→ Aim of the exercise
Return only the line containing "Enumerate this screenshot's" and each line after it, exactly as written, through the end of the records.

----

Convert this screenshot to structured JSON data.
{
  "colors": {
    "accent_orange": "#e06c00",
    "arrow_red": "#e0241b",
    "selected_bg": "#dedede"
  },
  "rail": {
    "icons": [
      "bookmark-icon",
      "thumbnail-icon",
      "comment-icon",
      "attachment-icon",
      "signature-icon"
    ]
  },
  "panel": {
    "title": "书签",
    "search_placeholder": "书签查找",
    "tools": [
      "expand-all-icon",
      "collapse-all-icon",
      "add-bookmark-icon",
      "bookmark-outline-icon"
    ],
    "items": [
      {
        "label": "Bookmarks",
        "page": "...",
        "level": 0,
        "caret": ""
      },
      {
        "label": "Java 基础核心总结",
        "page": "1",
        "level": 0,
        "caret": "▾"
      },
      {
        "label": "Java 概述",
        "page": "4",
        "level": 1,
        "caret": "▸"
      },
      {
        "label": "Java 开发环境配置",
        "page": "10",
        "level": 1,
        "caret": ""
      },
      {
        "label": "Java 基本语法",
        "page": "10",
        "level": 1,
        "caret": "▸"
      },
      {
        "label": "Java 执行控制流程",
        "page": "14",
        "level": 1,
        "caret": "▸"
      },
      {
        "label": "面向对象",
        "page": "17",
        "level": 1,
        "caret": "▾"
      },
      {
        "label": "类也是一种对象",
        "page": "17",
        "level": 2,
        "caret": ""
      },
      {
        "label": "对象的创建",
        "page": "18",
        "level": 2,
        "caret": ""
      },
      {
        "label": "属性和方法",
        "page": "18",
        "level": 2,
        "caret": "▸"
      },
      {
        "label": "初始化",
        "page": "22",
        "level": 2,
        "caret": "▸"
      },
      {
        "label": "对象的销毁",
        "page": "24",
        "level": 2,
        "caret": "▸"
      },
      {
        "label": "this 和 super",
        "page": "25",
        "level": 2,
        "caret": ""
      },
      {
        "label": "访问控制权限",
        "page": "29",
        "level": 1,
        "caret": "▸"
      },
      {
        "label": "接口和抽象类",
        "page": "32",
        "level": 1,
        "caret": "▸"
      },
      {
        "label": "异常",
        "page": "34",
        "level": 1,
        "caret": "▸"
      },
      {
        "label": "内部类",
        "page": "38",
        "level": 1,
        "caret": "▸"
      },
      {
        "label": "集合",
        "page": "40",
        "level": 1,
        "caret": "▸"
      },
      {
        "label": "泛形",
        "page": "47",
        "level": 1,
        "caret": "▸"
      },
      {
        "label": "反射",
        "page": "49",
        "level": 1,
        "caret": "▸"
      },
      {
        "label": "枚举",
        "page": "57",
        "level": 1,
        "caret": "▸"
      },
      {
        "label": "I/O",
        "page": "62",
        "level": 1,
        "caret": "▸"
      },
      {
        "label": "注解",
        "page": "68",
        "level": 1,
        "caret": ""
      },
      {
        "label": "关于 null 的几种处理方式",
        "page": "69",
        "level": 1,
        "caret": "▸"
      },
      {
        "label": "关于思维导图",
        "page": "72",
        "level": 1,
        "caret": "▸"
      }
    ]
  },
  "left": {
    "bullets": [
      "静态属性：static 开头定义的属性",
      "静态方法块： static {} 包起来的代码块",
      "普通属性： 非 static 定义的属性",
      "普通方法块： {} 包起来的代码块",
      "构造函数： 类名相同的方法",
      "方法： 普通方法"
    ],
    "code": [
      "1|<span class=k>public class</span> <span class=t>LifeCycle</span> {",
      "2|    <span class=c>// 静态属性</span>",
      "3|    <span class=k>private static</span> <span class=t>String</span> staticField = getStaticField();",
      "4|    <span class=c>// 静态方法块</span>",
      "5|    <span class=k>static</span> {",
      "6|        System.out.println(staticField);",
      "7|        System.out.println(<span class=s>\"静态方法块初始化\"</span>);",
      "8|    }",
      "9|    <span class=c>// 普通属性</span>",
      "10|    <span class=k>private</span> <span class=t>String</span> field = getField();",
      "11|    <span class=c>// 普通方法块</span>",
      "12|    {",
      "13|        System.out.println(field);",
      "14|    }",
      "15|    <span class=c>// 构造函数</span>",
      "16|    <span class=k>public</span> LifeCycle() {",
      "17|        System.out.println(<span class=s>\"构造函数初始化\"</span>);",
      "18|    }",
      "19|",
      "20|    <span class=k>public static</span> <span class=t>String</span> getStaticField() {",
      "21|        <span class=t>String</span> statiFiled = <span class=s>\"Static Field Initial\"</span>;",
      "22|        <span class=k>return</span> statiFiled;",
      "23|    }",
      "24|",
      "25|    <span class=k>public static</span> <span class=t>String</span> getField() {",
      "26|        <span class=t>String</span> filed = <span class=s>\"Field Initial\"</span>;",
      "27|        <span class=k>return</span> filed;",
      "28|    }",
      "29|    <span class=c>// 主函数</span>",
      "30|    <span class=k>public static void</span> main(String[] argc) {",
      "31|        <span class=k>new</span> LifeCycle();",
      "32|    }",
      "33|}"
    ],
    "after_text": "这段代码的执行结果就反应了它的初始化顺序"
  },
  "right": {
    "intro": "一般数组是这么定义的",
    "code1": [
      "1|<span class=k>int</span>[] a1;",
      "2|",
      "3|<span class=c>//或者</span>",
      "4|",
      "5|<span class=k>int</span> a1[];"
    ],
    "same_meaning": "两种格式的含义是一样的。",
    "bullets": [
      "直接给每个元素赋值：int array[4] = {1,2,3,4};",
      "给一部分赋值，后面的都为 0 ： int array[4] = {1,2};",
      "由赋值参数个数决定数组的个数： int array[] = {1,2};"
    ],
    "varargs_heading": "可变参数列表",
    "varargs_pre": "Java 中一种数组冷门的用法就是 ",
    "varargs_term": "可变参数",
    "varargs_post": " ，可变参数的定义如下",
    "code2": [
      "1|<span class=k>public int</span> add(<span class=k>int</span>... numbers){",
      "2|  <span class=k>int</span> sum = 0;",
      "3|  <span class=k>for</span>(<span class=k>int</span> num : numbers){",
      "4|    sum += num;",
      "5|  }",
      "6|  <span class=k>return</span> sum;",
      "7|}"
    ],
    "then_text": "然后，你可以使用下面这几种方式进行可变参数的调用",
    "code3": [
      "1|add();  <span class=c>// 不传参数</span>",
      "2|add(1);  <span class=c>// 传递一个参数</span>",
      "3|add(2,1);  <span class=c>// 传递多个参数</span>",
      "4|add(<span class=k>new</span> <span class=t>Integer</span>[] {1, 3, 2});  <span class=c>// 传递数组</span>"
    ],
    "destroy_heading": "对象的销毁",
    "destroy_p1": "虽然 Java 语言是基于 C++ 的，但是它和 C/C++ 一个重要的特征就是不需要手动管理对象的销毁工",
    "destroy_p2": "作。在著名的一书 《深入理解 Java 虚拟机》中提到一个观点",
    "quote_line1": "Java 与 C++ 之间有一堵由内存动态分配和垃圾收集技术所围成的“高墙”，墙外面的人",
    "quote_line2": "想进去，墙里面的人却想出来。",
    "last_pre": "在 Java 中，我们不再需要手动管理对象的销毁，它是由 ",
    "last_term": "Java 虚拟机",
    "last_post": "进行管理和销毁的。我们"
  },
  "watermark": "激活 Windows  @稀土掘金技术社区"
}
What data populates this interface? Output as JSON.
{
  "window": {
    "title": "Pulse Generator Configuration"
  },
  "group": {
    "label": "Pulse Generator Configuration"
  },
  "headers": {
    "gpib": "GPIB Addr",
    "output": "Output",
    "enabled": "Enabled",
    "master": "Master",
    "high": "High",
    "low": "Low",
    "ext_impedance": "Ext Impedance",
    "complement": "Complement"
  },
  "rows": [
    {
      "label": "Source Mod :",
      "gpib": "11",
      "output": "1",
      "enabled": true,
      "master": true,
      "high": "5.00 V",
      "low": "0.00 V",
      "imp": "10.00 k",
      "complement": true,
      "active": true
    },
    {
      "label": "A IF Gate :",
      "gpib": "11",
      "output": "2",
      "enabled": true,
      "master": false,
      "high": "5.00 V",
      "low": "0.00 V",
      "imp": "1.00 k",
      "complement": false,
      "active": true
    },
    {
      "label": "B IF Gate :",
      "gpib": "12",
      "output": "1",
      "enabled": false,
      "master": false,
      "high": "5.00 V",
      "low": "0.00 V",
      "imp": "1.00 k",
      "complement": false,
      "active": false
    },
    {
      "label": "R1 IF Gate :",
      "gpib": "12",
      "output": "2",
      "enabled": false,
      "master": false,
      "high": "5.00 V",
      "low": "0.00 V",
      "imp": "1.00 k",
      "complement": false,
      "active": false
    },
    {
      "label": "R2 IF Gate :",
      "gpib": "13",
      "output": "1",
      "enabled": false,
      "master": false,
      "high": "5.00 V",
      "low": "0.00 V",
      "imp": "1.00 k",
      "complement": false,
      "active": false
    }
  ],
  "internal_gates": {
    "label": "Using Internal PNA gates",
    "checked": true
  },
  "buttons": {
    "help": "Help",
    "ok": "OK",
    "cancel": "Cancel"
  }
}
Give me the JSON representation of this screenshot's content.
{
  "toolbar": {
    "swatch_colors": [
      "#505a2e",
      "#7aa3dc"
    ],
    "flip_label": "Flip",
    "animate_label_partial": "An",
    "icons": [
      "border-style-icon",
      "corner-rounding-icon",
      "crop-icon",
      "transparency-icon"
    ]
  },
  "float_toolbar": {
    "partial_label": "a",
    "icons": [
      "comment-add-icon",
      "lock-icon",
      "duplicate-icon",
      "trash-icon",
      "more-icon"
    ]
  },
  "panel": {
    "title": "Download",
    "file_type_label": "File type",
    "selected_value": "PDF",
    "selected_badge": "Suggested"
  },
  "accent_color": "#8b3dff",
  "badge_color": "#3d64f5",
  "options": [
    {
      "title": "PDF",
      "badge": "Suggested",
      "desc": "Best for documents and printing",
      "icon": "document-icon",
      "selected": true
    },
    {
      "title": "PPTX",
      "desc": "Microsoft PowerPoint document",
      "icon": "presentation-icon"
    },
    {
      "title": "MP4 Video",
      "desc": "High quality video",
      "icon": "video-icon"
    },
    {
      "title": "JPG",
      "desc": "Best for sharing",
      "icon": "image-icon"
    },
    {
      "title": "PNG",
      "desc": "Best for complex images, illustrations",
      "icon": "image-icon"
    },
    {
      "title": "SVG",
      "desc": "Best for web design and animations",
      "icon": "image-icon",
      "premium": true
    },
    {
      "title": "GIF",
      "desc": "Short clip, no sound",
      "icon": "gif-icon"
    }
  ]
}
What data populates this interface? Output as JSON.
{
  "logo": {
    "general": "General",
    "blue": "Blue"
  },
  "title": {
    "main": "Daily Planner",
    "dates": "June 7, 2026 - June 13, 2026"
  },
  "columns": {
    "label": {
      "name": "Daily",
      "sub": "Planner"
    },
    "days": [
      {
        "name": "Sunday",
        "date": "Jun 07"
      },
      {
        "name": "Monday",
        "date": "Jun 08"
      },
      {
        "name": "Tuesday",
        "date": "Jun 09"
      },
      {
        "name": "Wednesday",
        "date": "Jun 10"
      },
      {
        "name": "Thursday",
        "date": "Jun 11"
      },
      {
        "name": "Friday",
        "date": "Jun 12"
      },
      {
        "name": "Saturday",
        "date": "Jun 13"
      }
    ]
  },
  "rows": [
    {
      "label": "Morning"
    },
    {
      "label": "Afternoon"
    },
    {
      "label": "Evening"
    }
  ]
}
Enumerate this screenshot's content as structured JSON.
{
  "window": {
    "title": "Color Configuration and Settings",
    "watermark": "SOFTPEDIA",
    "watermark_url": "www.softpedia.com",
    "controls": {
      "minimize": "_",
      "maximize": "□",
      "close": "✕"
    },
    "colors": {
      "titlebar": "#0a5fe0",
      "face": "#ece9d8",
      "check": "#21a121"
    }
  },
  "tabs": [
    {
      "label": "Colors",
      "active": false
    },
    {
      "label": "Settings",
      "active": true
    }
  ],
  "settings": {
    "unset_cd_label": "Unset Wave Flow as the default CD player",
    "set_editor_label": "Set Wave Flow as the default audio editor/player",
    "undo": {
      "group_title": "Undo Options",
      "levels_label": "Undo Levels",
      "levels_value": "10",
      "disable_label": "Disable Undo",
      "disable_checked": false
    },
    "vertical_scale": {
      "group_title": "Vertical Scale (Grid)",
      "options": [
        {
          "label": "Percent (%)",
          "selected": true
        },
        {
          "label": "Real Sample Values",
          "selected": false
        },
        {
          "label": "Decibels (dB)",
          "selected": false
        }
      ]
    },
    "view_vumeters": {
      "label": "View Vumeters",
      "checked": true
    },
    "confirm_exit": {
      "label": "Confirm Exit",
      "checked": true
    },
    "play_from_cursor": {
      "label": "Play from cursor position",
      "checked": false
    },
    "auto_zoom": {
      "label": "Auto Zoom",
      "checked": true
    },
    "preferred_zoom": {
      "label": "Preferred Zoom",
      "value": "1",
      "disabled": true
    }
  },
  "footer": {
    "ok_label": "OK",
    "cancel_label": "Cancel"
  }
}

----

→ Task result
Enumerate this screenshot's content as structured JSON.
{
  "window": {
    "title": "Color Configuration and Settings",
    "watermark": "SOFTPEDIA",
    "watermark_url": "www.softpedia.com",
    "controls": {
      "minimize": "_",
      "maximize": "□",
      "close": "✕"
    },
    "colors": {
      "titlebar": "#0a5fe0",
      "face": "#ece9d8",
      "check": "#21a121"
    }
  },
  "tabs": [
    {
      "label": "Colors",
      "active": false
    },
    {
      "label": "Settings",
      "active": true
    }
  ],
  "settings": {
    "unset_cd_label": "Unset Wave Flow as the default CD player",
    "set_editor_label": "Set Wave Flow as the default audio editor/player",
    "undo": {
      "group_title": "Undo Options",
      "levels_label": "Undo Levels",
      "levels_value": "10",
      "disable_label": "Disable Undo",
      "disable_checked": false
    },
    "vertical_scale": {
      "group_title": "Vertical Scale (Grid)",
      "options": [
        {
          "label": "Percent (%)",
          "selected": true
        },
        {
          "label": "Real Sample Values",
          "selected": false
        },
        {
          "label": "Decibels (dB)",
          "selected": false
        }
      ]
    },
    "view_vumeters": {
      "label": "View Vumeters",
      "checked": true
    },
    "confirm_exit": {
      "label": "Confirm Exit",
      "checked": true
    },
    "play_from_cursor": {
      "label": "Play from cursor position",
      "checked": false
    },
    "auto_zoom": {
      "label": "Auto Zoom",
      "checked": true
    },
    "preferred_zoom": {
      "label": "Preferred Zoom",
      "value": "1",
      "disabled": true
    }
  },
  "footer": {
    "ok_label": "OK",
    "cancel_label": "Cancel"
  }
}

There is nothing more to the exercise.